From the Department of Obstetrics and Gynaecology, Leuven University Fertility Centre, University Hospital Gasthuisberg, the Department of Molecular Cell Biology, Campus Gasthuisberg, ProMeta, Interfaculty Centre for Proteomics and Metabolomics, O&N2, and the IBBT-KU Leuven Future Health Department, Leuven, Belgium; the Division of Reproductive Biology, Institute of Primate Research, Karen, Nairobi, Kenya; the Department of Obstetrics and Gynecology, Semmelweis University, Budapest, Hungary; and the Department of Electrical Engineering, ESAT-SCD, Katholieke Universiteit Leuven, Leuven, Belgium.

Supported by grants from the Leuven University Council (Dienst Onderzoekscoordinatie, KU Leuven, Leuven, Belgium), the Flemish Fund for Scientific Research (FWO), Leuven–Belgium, and KU Leuven Interfaculty Council for Development Cooperation, Leuven, Belgium.

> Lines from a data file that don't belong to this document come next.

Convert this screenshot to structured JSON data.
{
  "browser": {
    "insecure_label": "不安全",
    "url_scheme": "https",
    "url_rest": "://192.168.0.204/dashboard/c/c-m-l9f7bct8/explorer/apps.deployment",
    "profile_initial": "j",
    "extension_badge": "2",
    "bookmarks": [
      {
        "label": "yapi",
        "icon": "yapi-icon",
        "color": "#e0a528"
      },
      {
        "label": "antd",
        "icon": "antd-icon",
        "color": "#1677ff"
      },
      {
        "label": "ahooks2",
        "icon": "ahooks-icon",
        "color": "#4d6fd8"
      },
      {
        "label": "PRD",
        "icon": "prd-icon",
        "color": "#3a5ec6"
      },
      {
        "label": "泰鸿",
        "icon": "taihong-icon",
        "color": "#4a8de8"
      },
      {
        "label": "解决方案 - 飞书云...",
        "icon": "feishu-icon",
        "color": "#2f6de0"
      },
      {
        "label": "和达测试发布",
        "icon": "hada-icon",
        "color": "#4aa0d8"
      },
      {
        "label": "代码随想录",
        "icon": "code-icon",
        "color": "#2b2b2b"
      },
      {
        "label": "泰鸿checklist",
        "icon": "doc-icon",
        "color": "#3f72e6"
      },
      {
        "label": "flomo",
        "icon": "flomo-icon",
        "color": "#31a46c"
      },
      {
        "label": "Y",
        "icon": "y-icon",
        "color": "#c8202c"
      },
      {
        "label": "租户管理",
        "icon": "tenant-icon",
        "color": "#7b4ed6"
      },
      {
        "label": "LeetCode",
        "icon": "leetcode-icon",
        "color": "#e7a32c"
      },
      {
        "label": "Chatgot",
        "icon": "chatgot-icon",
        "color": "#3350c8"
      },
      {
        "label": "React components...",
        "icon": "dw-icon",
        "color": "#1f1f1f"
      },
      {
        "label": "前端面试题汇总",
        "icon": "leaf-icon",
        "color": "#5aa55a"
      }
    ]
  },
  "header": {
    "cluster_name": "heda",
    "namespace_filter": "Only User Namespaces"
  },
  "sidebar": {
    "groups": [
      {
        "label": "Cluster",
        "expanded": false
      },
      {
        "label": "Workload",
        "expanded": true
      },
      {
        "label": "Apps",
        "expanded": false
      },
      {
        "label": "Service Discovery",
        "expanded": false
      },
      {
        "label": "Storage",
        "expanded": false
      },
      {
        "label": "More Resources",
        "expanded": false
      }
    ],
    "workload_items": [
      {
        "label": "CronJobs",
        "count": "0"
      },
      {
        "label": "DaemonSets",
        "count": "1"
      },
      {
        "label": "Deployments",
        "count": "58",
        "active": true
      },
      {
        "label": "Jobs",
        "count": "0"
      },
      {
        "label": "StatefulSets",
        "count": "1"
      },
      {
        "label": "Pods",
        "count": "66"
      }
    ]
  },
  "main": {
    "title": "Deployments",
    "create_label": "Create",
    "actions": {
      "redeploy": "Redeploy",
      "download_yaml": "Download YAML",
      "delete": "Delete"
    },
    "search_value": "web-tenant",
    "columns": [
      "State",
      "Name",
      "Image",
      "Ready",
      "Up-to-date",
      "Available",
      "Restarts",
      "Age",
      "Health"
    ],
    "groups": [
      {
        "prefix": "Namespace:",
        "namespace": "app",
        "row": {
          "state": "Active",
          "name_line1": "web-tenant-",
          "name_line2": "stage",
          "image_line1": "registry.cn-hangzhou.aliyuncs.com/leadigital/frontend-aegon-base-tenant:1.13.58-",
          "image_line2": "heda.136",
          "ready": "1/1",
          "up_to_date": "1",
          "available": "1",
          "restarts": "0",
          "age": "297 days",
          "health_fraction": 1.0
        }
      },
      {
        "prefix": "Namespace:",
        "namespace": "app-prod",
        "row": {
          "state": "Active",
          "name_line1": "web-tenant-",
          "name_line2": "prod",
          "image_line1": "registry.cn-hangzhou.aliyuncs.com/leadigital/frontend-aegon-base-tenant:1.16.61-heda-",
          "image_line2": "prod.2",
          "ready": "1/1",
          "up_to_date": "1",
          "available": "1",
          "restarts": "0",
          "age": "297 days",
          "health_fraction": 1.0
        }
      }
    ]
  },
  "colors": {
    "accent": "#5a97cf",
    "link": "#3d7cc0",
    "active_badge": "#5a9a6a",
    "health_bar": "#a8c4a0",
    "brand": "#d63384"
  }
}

Research funded by a PhD grant of the Agency for Innovation by Science and Technology (IWT). Research supported by 1) the Research Council KUL (ProMeta, GOA Ambiorics, GOA MaNet, CoE EF/05/007 SymBioSys en KUL PFV/10/016 SymBioSys, START 1, several PhD, postdoctoral, and fellow grants); 2) the Flemish government; the FWO: PhD/postdoctoral grants, projects, G.0318.05 (subfunctionalization), G.0553.06 (VitamineD), G.0302.07 (SVM/Kernel), research communities (ICCoS, ANMMM, MLDM), G.0733.09 (3UTR), G.082409 (EGFR); 3) the IWT: PhD grants, Silicos; SBO-BioFrame, SBO-MoKa, TBM-IOTA3; 4) FOD: cancer plans; 5) IBBT; and 6) the Belgian Federal Science Policy Office (IUAP P6/25 [BioMaGNet, Bioinformatics and Modeling: from Genomes to Networks, 2007–2011]); and EU-RTD (ERNSI: European Research Network on System Identification; FP7-HEALTH CHeartED).

The authors thank Katrien Drijkoningen, Katrien Luyten, Rieta Van Bree, Dr. Veronika Beck, Dr. Sabine Jourdain and Dr. Goedele Paternot for technical assistance in the experiment.

Corresponding author: Thomas D'Hooghe, MD, PhD, Leuven University Fertility Center, Department of Obstetrics and Gynecology, UZ Gasthuisberg, 3000 Leuven, Belgium; e-mail: thomas.dhooghe@uz.kuleuven.ac.be.

Financial Disclosure The authors did not report any potential conflicts of interest.

© 2012 by The American College of Obstetricians and Gynecologists.